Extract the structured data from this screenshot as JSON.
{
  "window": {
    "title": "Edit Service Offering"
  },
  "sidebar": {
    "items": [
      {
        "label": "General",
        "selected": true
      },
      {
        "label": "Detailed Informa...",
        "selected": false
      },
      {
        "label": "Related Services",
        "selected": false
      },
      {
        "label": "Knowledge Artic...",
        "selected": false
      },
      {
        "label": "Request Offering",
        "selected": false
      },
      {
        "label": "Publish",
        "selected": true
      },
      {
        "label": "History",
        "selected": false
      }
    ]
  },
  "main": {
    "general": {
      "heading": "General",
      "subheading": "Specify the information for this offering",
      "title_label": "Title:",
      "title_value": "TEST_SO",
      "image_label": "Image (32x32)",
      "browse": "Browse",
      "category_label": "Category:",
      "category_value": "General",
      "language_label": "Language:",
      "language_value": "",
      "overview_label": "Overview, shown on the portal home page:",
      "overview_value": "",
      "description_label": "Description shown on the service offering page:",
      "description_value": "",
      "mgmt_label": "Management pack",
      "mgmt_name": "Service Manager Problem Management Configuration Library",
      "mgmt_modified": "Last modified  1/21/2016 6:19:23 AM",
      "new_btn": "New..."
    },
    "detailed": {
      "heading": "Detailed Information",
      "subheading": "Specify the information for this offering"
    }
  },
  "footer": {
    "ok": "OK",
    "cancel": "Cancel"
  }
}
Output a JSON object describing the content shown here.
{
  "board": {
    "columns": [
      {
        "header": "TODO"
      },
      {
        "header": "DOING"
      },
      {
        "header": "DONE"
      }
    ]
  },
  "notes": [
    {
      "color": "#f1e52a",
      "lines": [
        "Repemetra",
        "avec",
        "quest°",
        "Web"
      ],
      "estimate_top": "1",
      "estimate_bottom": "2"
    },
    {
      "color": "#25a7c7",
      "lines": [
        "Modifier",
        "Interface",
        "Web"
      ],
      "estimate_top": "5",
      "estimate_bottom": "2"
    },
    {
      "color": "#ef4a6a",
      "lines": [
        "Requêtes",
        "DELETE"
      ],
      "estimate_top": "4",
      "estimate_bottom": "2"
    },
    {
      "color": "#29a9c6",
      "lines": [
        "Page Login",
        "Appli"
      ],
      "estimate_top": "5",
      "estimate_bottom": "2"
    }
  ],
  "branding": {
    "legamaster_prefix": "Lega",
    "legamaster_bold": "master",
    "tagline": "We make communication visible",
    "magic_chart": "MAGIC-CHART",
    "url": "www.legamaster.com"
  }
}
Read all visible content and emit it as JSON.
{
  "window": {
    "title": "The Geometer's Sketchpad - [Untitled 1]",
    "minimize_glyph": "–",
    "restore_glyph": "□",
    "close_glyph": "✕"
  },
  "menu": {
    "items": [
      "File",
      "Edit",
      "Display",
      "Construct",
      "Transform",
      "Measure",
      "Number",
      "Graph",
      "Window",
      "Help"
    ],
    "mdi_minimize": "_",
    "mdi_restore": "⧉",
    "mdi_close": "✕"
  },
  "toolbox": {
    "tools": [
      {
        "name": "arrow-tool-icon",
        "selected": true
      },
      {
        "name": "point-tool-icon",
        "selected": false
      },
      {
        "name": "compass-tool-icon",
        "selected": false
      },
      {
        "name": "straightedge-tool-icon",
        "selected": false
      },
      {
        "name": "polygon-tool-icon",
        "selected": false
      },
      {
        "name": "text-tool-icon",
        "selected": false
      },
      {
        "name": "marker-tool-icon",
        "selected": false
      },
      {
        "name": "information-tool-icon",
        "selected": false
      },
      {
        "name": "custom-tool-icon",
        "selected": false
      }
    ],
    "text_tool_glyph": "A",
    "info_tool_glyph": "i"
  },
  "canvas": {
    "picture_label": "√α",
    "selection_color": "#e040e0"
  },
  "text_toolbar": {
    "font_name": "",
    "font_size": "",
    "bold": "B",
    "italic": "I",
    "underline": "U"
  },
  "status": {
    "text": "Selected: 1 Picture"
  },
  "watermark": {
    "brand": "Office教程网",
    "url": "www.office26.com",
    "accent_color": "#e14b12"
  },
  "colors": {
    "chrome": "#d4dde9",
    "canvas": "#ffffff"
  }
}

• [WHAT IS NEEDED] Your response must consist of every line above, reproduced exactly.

• [COMPLETED EXERCISE]
Extract the structured data from this screenshot as JSON.
{
  "window": {
    "title": "Edit Service Offering"
  },
  "sidebar": {
    "items": [
      {
        "label": "General",
        "selected": true
      },
      {
        "label": "Detailed Informa...",
        "selected": false
      },
      {
        "label": "Related Services",
        "selected": false
      },
      {
        "label": "Knowledge Artic...",
        "selected": false
      },
      {
        "label": "Request Offering",
        "selected": false
      },
      {
        "label": "Publish",
        "selected": true
      },
      {
        "label": "History",
        "selected": false
      }
    ]
  },
  "main": {
    "general": {
      "heading": "General",
      "subheading": "Specify the information for this offering",
      "title_label": "Title:",
      "title_value": "TEST_SO",
      "image_label": "Image (32x32)",
      "browse": "Browse",
      "category_label": "Category:",
      "category_value": "General",
      "language_label": "Language:",
      "language_value": "",
      "overview_label": "Overview, shown on the portal home page:",
      "overview_value": "",
      "description_label": "Description shown on the service offering page:",
      "description_value": "",
      "mgmt_label": "Management pack",
      "mgmt_name": "Service Manager Problem Management Configuration Library",
      "mgmt_modified": "Last modified  1/21/2016 6:19:23 AM",
      "new_btn": "New..."
    },
    "detailed": {
      "heading": "Detailed Information",
      "subheading": "Specify the information for this offering"
    }
  },
  "footer": {
    "ok": "OK",
    "cancel": "Cancel"
  }
}
Output a JSON object describing the content shown here.
{
  "board": {
    "columns": [
      {
        "header": "TODO"
      },
      {
        "header": "DOING"
      },
      {
        "header": "DONE"
      }
    ]
  },
  "notes": [
    {
      "color": "#f1e52a",
      "lines": [
        "Repemetra",
        "avec",
        "quest°",
        "Web"
      ],
      "estimate_top": "1",
      "estimate_bottom": "2"
    },
    {
      "color": "#25a7c7",
      "lines": [
        "Modifier",
        "Interface",
        "Web"
      ],
      "estimate_top": "5",
      "estimate_bottom": "2"
    },
    {
      "color": "#ef4a6a",
      "lines": [
        "Requêtes",
        "DELETE"
      ],
      "estimate_top": "4",
      "estimate_bottom": "2"
    },
    {
      "color": "#29a9c6",
      "lines": [
        "Page Login",
        "Appli"
      ],
      "estimate_top": "5",
      "estimate_bottom": "2"
    }
  ],
  "branding": {
    "legamaster_prefix": "Lega",
    "legamaster_bold": "master",
    "tagline": "We make communication visible",
    "magic_chart": "MAGIC-CHART",
    "url": "www.legamaster.com"
  }
}
Read all visible content and emit it as JSON.
{
  "window": {
    "title": "The Geometer's Sketchpad - [Untitled 1]",
    "minimize_glyph": "–",
    "restore_glyph": "□",
    "close_glyph": "✕"
  },
  "menu": {
    "items": [
      "File",
      "Edit",
      "Display",
      "Construct",
      "Transform",
      "Measure",
      "Number",
      "Graph",
      "Window",
      "Help"
    ],
    "mdi_minimize": "_",
    "mdi_restore": "⧉",
    "mdi_close": "✕"
  },
  "toolbox": {
    "tools": [
      {
        "name": "arrow-tool-icon",
        "selected": true
      },
      {
        "name": "point-tool-icon",
        "selected": false
      },
      {
        "name": "compass-tool-icon",
        "selected": false
      },
      {
        "name": "straightedge-tool-icon",
        "selected": false
      },
      {
        "name": "polygon-tool-icon",
        "selected": false
      },
      {
        "name": "text-tool-icon",
        "selected": false
      },
      {
        "name": "marker-tool-icon",
        "selected": false
      },
      {
        "name": "information-tool-icon",
        "selected": false
      },
      {
        "name": "custom-tool-icon",
        "selected": false
      }
    ],
    "text_tool_glyph": "A",
    "info_tool_glyph": "i"
  },
  "canvas": {
    "picture_label": "√α",
    "selection_color": "#e040e0"
  },
  "text_toolbar": {
    "font_name": "",
    "font_size": "",
    "bold": "B",
    "italic": "I",
    "underline": "U"
  },
  "status": {
    "text": "Selected: 1 Picture"
  },
  "watermark": {
    "brand": "Office教程网",
    "url": "www.office26.com",
    "accent_color": "#e14b12"
  },
  "colors": {
    "chrome": "#d4dde9",
    "canvas": "#ffffff"
  }
}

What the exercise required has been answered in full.